Brad Bird's directorial debut has gathered quite a cult following despite releasing to mixed reception. The Iron Giant was adapted from the 1968 novel by Ted Hughes, using a fairy tale to critique modern warfare.
5. Her (2013)
In Her, not only does Theodore (an introverted writer played by Joaquin Phoenix) befriend an AI... he falls in love with her. This is particularly unusual given she doesn't have a body—or a face.
Samantha (voiced by Scarlett Johansson) is a virtual assistant that Theodore just happens to buy as part of a system upgrade. As a lonely man in a futuristic Los Angeles, Theodore chats with Samantha like a friend and falls for her after finding her capable of learning and emotions.
Of course, this isn't a sustainable kind of relationship, and the reality of loving a machine soon comes crashing down. Spike Jonze's romantic sci-fi film is swaddled in soft pastel colors, painting a dreamy film over Theodore's lonesome existence.
4. Metropolis (1927)
As the oldest film on this list, you may need to give Metropolis a miss if you can't stand old black-and-white movies.
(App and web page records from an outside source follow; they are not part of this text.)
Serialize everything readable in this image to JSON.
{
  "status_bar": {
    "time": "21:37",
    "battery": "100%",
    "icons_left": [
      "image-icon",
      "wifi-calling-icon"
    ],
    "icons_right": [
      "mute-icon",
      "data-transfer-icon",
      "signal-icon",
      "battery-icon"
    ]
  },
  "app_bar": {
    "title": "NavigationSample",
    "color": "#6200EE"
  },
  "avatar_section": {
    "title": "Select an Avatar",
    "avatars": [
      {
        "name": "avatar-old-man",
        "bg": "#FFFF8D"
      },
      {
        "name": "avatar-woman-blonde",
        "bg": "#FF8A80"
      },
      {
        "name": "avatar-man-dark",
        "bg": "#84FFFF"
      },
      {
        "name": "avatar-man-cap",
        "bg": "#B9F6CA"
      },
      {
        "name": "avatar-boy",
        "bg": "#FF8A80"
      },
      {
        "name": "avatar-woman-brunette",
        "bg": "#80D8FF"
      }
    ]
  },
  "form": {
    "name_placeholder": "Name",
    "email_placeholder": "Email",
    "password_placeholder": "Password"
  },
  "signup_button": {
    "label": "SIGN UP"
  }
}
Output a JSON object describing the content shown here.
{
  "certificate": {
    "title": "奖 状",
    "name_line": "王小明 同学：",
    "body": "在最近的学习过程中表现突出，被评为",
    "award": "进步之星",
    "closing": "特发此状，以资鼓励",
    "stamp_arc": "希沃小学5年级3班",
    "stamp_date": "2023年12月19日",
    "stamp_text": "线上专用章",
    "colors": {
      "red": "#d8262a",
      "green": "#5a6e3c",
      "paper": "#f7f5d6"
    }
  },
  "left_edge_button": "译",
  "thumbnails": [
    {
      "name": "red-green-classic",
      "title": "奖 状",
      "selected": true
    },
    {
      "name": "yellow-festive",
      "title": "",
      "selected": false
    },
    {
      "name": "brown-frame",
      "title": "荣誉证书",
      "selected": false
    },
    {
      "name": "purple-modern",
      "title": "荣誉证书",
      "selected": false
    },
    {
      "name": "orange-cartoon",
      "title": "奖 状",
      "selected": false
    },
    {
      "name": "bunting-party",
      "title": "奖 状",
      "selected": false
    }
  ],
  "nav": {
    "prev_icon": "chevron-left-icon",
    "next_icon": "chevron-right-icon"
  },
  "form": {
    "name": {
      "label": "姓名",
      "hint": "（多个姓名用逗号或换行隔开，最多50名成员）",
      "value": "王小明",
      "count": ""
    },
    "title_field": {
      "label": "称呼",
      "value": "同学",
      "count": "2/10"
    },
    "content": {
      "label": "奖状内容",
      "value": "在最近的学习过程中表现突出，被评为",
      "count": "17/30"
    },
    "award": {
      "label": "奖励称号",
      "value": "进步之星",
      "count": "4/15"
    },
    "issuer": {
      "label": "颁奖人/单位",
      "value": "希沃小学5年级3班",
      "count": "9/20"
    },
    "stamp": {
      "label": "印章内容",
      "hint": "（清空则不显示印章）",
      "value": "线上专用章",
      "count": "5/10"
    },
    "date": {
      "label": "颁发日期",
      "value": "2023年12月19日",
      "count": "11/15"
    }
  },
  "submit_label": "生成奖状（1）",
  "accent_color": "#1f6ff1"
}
But for hardcore sci-fi fans, film buffs, and art historians, Metropolis is a must-watch!
Metropolis is up there with Nosferatu and The Cabinet of Dr. Caligari as cornerstones of German Expressionism. Based on Thea von Harbou's 1925 novel, it's filled with all the angular shadows and modernist visuals you can expect from the Weimar period.
Directed by Austrian film legend Fritz Lang, Metropolis is more art than story as it takes place in an industrialized, Orwellian dystopia.
Below the stylistic skyscrapers and famous poster "Maschinenmensch" (Machine-Person) is a slum of maltreated laborers. It's a lot like our own world, but exaggerated and simplified.
3. 2001: A Space Odyssey (1968)
HAL from Stanley Kubrick's legendary 2001: A Space Odyssey is basically pure evil in computer form. Short for HAL 9000, the glowing red fisheye is mega creepy considering it's just a lens.
Voiced by Douglas Rain in an eerily monotone accent, HAL is devoid of any human emotion. In fact, it even goes so far as to sabotage Dr. Dave Bowman's (played by Keir Dullea) space mission.
The plot is pretty difficult to sum up in just a few sentences as the film is notoriously elliptical, but it's essentially an operatic vision of the future where mankind is at the folly of technology.
Based on a 1951 short story written by Arthur C. Clarke, 2001: A Space Odyssey is an epic and existential sci-fi classic that pioneered both the genre and cinematic special effects.
2. Blade Runner (1982)
The Replicants of Blade Runner aren't exactly villains, but they do pose a threat to society. Manufactured by the Tyrell company in a dystopian Los Angeles, Replicants are bio-beings who look just like humans and are able to do most human things better than humans can.
A subtle metaphor for immigration, Replicants are made illegal out of fear that they'll take people's jobs, homes and lives.
The protagonist Rick Deckard (played by Harrison Ford) is assigned to track down and terminate four illegal Replicants who have escaped their off-world colony. Unluckily for him, he falls in love with one, and by the end of the movie, it's implied that he's one too (without realizing it).
Ridley Scott's adaptation of Philip K. Dick's 1968 novel Do Androids Dream of Electric Sheep? initially received lukewarm reviews, but soon gathered a huge cult following.
1. A.I. Artificial Intelligence (2001)
Half the artificial intelligences on this list are villains, the other half are complex anti-heroes, and then there's David.
Global warming is on the rise in Steven Spielberg's beloved family sci-fi, and the world's population is dropping. In response, spooky humanoid Mecha robots—capable of intricate thought but emotionally stunted—have been created. One of those robots is David.
Even though he isn't a human, we can't help but love David. Played by Haley Joel Osment, he's given to a couple who have recently lost their son, and though their connection to David is initially uneasy, the two learn to love (or at least care for) him.
When the Mecha race is threatened with destruction, David escapes to a resort town alongside fellow robot prostitute Gigolo Joe. As David becomes increasingly realistic, we become more sympathetic to his emotions, especially when he wishes to become a "real boy."